## What is needed
The answer must be every record below, reproduced exactly.

## Material shown
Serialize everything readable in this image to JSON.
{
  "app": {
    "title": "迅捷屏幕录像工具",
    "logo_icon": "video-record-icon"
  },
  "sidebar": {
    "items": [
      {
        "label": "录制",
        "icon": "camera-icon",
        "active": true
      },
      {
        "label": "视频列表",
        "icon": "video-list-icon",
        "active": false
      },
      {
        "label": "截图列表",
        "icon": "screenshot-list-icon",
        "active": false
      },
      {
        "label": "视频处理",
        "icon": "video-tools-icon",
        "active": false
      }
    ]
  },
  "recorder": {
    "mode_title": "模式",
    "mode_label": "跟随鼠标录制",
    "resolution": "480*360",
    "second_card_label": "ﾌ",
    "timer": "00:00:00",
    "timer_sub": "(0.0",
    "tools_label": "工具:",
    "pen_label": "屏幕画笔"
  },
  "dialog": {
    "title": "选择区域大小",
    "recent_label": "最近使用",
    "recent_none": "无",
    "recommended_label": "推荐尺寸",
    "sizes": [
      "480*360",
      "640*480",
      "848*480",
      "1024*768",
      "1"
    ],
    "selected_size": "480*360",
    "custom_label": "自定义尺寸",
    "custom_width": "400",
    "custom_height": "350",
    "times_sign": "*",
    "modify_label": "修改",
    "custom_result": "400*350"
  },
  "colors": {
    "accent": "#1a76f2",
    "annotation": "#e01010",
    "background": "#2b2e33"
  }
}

## Written answer
Serialize everything readable in this image to JSON.
{
  "app": {
    "title": "迅捷屏幕录像工具",
    "logo_icon": "video-record-icon"
  },
  "sidebar": {
    "items": [
      {
        "label": "录制",
        "icon": "camera-icon",
        "active": true
      },
      {
        "label": "视频列表",
        "icon": "video-list-icon",
        "active": false
      },
      {
        "label": "截图列表",
        "icon": "screenshot-list-icon",
        "active": false
      },
      {
        "label": "视频处理",
        "icon": "video-tools-icon",
        "active": false
      }
    ]
  },
  "recorder": {
    "mode_title": "模式",
    "mode_label": "跟随鼠标录制",
    "resolution": "480*360",
    "second_card_label": "ﾌ",
    "timer": "00:00:00",
    "timer_sub": "(0.0",
    "tools_label": "工具:",
    "pen_label": "屏幕画笔"
  },
  "dialog": {
    "title": "选择区域大小",
    "recent_label": "最近使用",
    "recent_none": "无",
    "recommended_label": "推荐尺寸",
    "sizes": [
      "480*360",
      "640*480",
      "848*480",
      "1024*768",
      "1"
    ],
    "selected_size": "480*360",
    "custom_label": "自定义尺寸",
    "custom_width": "400",
    "custom_height": "350",
    "times_sign": "*",
    "modify_label": "修改",
    "custom_result": "400*350"
  },
  "colors": {
    "accent": "#1a76f2",
    "annotation": "#e01010",
    "background": "#2b2e33"
  }
}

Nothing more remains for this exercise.